╭─ Data section

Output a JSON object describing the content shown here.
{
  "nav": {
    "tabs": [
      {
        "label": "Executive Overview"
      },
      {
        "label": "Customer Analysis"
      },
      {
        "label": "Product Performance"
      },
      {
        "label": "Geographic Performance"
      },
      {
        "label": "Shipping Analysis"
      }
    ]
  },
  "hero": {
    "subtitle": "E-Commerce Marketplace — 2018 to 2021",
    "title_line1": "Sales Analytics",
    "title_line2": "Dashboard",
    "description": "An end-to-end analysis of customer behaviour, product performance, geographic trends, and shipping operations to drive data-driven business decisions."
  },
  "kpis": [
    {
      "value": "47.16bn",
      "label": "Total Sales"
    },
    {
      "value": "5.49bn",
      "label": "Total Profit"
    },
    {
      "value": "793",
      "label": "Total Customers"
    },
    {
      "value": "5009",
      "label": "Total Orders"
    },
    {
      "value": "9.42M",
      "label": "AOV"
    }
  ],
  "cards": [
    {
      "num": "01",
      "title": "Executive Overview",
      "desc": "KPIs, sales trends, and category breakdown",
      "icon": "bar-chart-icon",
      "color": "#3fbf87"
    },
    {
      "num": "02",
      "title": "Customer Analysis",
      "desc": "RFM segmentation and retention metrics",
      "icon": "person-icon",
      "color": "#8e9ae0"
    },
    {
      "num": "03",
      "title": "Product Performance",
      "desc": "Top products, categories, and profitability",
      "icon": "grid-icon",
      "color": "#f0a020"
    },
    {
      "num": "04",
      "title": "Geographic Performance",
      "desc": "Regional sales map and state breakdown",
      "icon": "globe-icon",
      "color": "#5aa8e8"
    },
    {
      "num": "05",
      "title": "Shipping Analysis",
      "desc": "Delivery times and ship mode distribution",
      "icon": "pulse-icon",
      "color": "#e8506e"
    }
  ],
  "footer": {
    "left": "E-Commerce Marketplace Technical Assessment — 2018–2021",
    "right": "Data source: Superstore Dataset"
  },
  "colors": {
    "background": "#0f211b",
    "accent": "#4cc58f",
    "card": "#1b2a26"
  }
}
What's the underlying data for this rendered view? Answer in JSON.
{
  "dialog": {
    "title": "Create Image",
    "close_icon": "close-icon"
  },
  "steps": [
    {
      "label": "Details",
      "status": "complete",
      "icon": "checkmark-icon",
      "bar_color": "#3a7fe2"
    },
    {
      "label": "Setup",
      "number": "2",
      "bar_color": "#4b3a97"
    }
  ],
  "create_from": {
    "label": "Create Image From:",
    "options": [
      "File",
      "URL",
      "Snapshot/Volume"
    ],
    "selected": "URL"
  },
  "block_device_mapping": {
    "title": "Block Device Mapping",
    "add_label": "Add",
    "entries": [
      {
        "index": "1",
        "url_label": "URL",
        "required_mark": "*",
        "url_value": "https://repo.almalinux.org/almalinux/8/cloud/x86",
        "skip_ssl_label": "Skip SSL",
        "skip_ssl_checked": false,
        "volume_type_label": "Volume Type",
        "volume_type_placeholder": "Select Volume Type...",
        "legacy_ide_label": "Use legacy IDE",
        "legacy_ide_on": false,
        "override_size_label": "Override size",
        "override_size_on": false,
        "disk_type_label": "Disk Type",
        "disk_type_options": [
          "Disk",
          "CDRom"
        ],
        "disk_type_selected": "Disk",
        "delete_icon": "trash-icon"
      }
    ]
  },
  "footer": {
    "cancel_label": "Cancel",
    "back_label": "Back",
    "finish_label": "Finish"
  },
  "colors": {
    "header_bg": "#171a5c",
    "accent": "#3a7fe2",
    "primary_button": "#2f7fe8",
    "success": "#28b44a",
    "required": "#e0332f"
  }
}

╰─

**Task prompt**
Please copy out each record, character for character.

**Final answer**
Output a JSON object describing the content shown here.
{
  "nav": {
    "tabs": [
      {
        "label": "Executive Overview"
      },
      {
        "label": "Customer Analysis"
      },
      {
        "label": "Product Performance"
      },
      {
        "label": "Geographic Performance"
      },
      {
        "label": "Shipping Analysis"
      }
    ]
  },
  "hero": {
    "subtitle": "E-Commerce Marketplace — 2018 to 2021",
    "title_line1": "Sales Analytics",
    "title_line2": "Dashboard",
    "description": "An end-to-end analysis of customer behaviour, product performance, geographic trends, and shipping operations to drive data-driven business decisions."
  },
  "kpis": [
    {
      "value": "47.16bn",
      "label": "Total Sales"
    },
    {
      "value": "5.49bn",
      "label": "Total Profit"
    },
    {
      "value": "793",
      "label": "Total Customers"
    },
    {
      "value": "5009",
      "label": "Total Orders"
    },
    {
      "value": "9.42M",
      "label": "AOV"
    }
  ],
  "cards": [
    {
      "num": "01",
      "title": "Executive Overview",
      "desc": "KPIs, sales trends, and category breakdown",
      "icon": "bar-chart-icon",
      "color": "#3fbf87"
    },
    {
      "num": "02",
      "title": "Customer Analysis",
      "desc": "RFM segmentation and retention metrics",
      "icon": "person-icon",
      "color": "#8e9ae0"
    },
    {
      "num": "03",
      "title": "Product Performance",
      "desc": "Top products, categories, and profitability",
      "icon": "grid-icon",
      "color": "#f0a020"
    },
    {
      "num": "04",
      "title": "Geographic Performance",
      "desc": "Regional sales map and state breakdown",
      "icon": "globe-icon",
      "color": "#5aa8e8"
    },
    {
      "num": "05",
      "title": "Shipping Analysis",
      "desc": "Delivery times and ship mode distribution",
      "icon": "pulse-icon",
      "color": "#e8506e"
    }
  ],
  "footer": {
    "left": "E-Commerce Marketplace Technical Assessment — 2018–2021",
    "right": "Data source: Superstore Dataset"
  },
  "colors": {
    "background": "#0f211b",
    "accent": "#4cc58f",
    "card": "#1b2a26"
  }
}
What's the underlying data for this rendered view? Answer in JSON.
{
  "dialog": {
    "title": "Create Image",
    "close_icon": "close-icon"
  },
  "steps": [
    {
      "label": "Details",
      "status": "complete",
      "icon": "checkmark-icon",
      "bar_color": "#3a7fe2"
    },
    {
      "label": "Setup",
      "number": "2",
      "bar_color": "#4b3a97"
    }
  ],
  "create_from": {
    "label": "Create Image From:",
    "options": [
      "File",
      "URL",
      "Snapshot/Volume"
    ],
    "selected": "URL"
  },
  "block_device_mapping": {
    "title": "Block Device Mapping",
    "add_label": "Add",
    "entries": [
      {
        "index": "1",
        "url_label": "URL",
        "required_mark": "*",
        "url_value": "https://repo.almalinux.org/almalinux/8/cloud/x86",
        "skip_ssl_label": "Skip SSL",
        "skip_ssl_checked": false,
        "volume_type_label": "Volume Type",
        "volume_type_placeholder": "Select Volume Type...",
        "legacy_ide_label": "Use legacy IDE",
        "legacy_ide_on": false,
        "override_size_label": "Override size",
        "override_size_on": false,
        "disk_type_label": "Disk Type",
        "disk_type_options": [
          "Disk",
          "CDRom"
        ],
        "disk_type_selected": "Disk",
        "delete_icon": "trash-icon"
      }
    ]
  },
  "footer": {
    "cancel_label": "Cancel",
    "back_label": "Back",
    "finish_label": "Finish"
  },
  "colors": {
    "header_bg": "#171a5c",
    "accent": "#3a7fe2",
    "primary_button": "#2f7fe8",
    "success": "#28b44a",
    "required": "#e0332f"
  }
}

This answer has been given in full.